Dave Winfield – great athlete, played all three major sports, very good hitter for a long time, but he wasn’t Reggie Jackson as George Steinbrenner can tell you. I agree with George for once! ADVANTAGE: GOSSAGE
Kirby Puckett – may he rest in peace, great player who was on pace for some great numbers prior to his eye injury, Championship Center Fielder on two Twins’ World Series Champs ADVANTAGE: TIE
Class of 2002
Ozzie Smith – great defensive shortstop, couldn’t hit that much until later in his career. Am always amazed at how easily Smith got in. Sure he was The Wizard, but it should have taken him much longer to get to Cooperstown. Consider that Alan Trammel will likely never get into the Hall, yet during their primes you probably wouldn’t have traded Trammel for Smith even up. Trammel was way more valuable. ADVANTAGE: GOOSE
Class of 2003

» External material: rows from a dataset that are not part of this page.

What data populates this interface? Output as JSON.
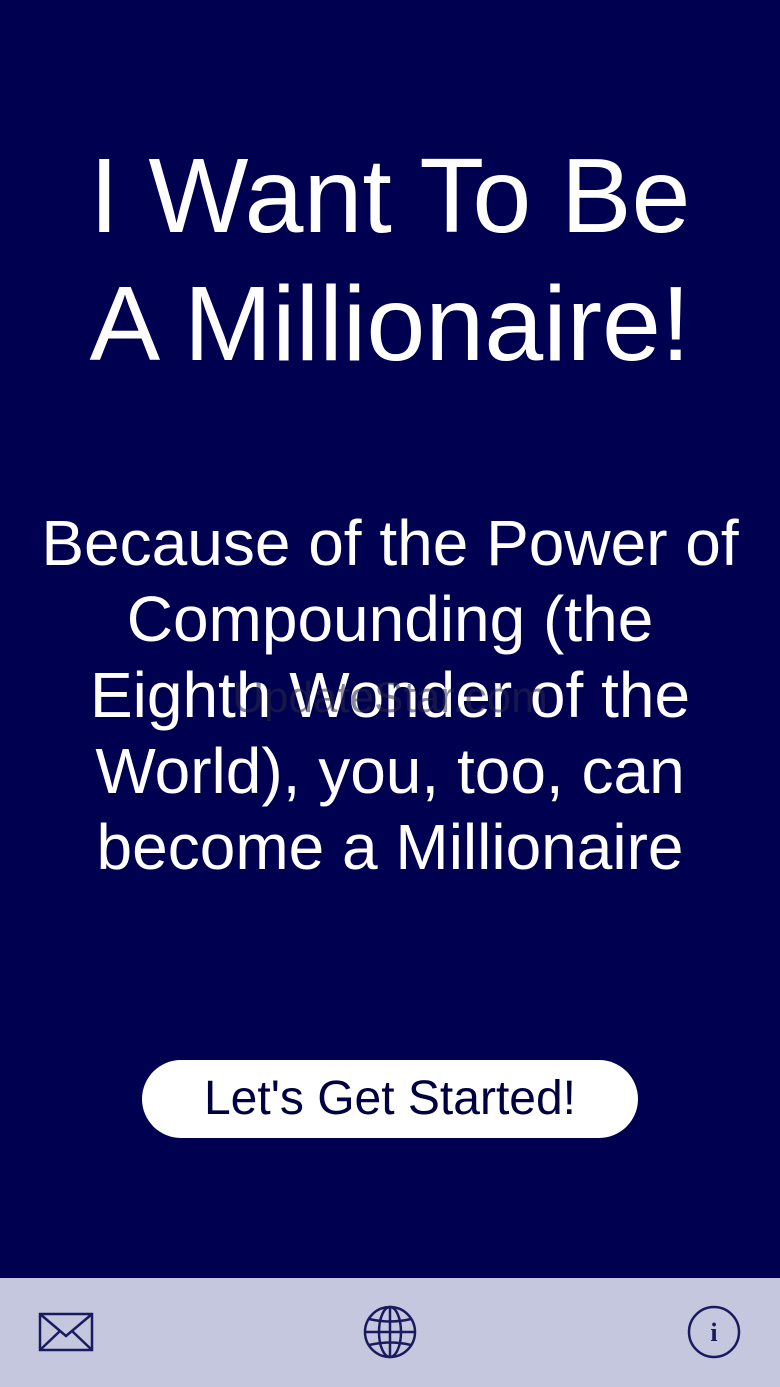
{
  "main": {
    "headline_line1": "I Want To Be",
    "headline_line2": "A Millionaire!",
    "tagline": "Because of the Power of Compounding (the Eighth Wonder of the World), you, too, can become a Millionaire",
    "watermark": "UpdateStar.com",
    "cta_label": "Let's Get Started!"
  },
  "tabbar": {
    "items": [
      {
        "icon": "mail-icon"
      },
      {
        "icon": "globe-icon"
      },
      {
        "icon": "info-icon",
        "glyph": "i"
      }
    ]
  },
  "colors": {
    "background": "#000050",
    "text": "#ffffff",
    "button_bg": "#ffffff",
    "button_text": "#000040",
    "tabbar_bg": "#c5c7de",
    "tabbar_icon": "#1a1a60"
  }
}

Eddie Murray – super consistent slugger, yet never hit for a truly amazing amount of home runs in any given year. ADVANTAGE: MURRAY (But just slightly)
Gary Carter – I go with the Fisk argument here again. A catcher with his offensive ability is a rare thing. ADVANTAGE: CARTER
Class of 2004
Paul Moliter – the man could flat out hit. If not for injury and some youthful foolishness, who knows what his numbers could be. Interesting thought that essentially he, like Gossage, was a specialist for much of his career, yet that didn’t hurt him in the Hall vote as much as Goose. ADVANTAGE: MOLITER
Dennis Eckersley – amazing career as a quality starter and then transitioning to a modern day bullpen ace. Still, with all that, in my book you take care of the people who blazed Eck’s trail first. ADVANTAGE: GOSSAGE
Class of 2005
Ryne Sandberg – hit great for a second basemen. Had an amazing ten year run and then, poof! He was done. ADVANTAGE: GOSSAGE (who had about double his run in baseball)
Wade Boggs – tough to argue with his lifetime batting average and the handful of batting titles. ADVANTAGE: BOGGS
Class of 2006
Bruce Sutter – sure, he perfected a pitch that changed the game. And sure, he was dominating. But, he played about half as long as Gossage. Gossage’s prime lasted longer and Sutter was never clear cut better than Gossage. If the baseball gods were fair, they would’ve gone in together. But, since, they’re not…. ADVANTAGE: GOOSE
Class of 2007
Tony Gwynn – like Boggs, only better. No argument here. ADVANTAGE: GWYNN
Cal Ripken Jr – how do you argue against a guy who breaks Gehrig’s record and “saves” baseball. Plus, he revolutionized the position of shortstop and paved the way for guys like A-Rod, Nomar and oh yeah, Jeter. ADVANTAGE: RIPKEN